Major major changes: why students drastically switch

Photo of Daniel Nazaruk for the Major Changes article. By Stephen Dysert.

“What’s your major?”

It’s a question that comes often for college students, usually coming soon after “What’s your name?” Stating your major tells someone a lot about who you are, what you’re interested in and where you’re going.

For some students, the answer to that question stays the same for all four years at BJU, but for many students, the answer is more fluid.

Many students change from one major to another that is closely associated with their original major. But other students make bigger changes in course and switch to a very different major, one that could lead them down a totally different career path.

 Mrs. Paula Watts is the transitional adviser at the University, and she specializes in helping any student who might be thinking about a change (big or small) in major.

“Students often choose a major or career for reasons like money, job availability and parental influence, which are all good things,” Watts said. “However, my goal is ensuring that they enjoy and love what they do in their service for the Lord.”

Watts said she enjoys not having partiality to any specific program or major.

“It is nice for [students] to have a neutral person that desires to help them be in the major the Lord has for them.”

Watts said it’s often a class that causes students to realize they’re not in the best major for them.

“They are in a class and realize that the major was not what they perceived it to be,” Watts said. “They have a misconception of what their major entails. When they enter a class that is a major course, they realize, ‘Whoa! This is not what I thought it was!’”

For Cody Stiling, a senior accounting major, the decision to switch from church music to accounting had more to do with possibility rather than compatibility.

“As much as I love music, I knew that I did not want to teach music, compose music, or do anything like that, and I could still use what I know to help out in a local church without needing a specialized degree.”

Stiling saw a need for business and accounting expertise in churches. He believes his current major will open up the most opportunities for jobs and ministry while still allowing him to  use his musical talents.

Some difficulties come along with the transition to a new major filled with new professors and classmates, Stiling said.

“Even though I was just a freshman, I had made a lot of new friends and met some great teachers, none of which I really saw very much once I switched, because they are two totally different groups with often very different schedules,” Stiling said.

Stiling had some advice for students who are considering making a significant change in major. He suggests that students research and talk to as many people as possible (friends, family, advisers, professors, etc.)

“I talked a lot with my brother, who studied digital commerce, and he saw immediately that accounting would be a good fit for me and really encouraged me in that pursuit,” Stiling said.

Above all else, Stiling encouraged students to seek God’s plan.

“Just seek the Lord’s will and try to use what He has given you. He will always take care of everything else,” Stiling said.

Like Stiling, Daniel Nazaruk, a junior business administration major, also began his college career studying music. He started out as piano pedagogy, switched to music education, and then decided to switch to his current major.

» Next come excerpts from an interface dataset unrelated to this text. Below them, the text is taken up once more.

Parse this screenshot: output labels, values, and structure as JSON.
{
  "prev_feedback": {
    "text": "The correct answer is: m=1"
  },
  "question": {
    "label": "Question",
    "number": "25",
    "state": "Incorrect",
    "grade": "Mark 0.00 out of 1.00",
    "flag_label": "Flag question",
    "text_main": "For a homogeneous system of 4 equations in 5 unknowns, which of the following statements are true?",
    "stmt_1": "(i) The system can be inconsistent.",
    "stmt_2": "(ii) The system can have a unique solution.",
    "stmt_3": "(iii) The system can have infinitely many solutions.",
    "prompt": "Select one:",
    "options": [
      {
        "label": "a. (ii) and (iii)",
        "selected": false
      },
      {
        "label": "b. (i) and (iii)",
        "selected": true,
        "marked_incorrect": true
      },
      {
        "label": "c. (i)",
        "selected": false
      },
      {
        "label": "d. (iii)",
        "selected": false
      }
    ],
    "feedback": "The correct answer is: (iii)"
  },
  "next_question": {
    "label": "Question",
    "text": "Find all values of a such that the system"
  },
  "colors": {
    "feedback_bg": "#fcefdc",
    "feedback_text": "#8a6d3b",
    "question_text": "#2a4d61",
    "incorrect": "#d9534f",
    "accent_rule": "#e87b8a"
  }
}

Originally Nazaruk intended to pursue getting his doctorate in either composition or directing. But after a lot of thought, prayer and council, he decided a major switch would be for the best.

“My main concern was that I find a career that would allow me to provide for my family’s needs, now and in the future, and use all the abilities God has given me, not just the artistic ones,” Nazaruk said.

He also had advice for students trying to find the right major.

“God has given each of us unique gifts, and finding a career that engages those gifts is a part of practicing good stewardship,” Nazaruk said. “God made us to do work and to find enjoyment in our work. Finding the right major is just one step toward that goal.”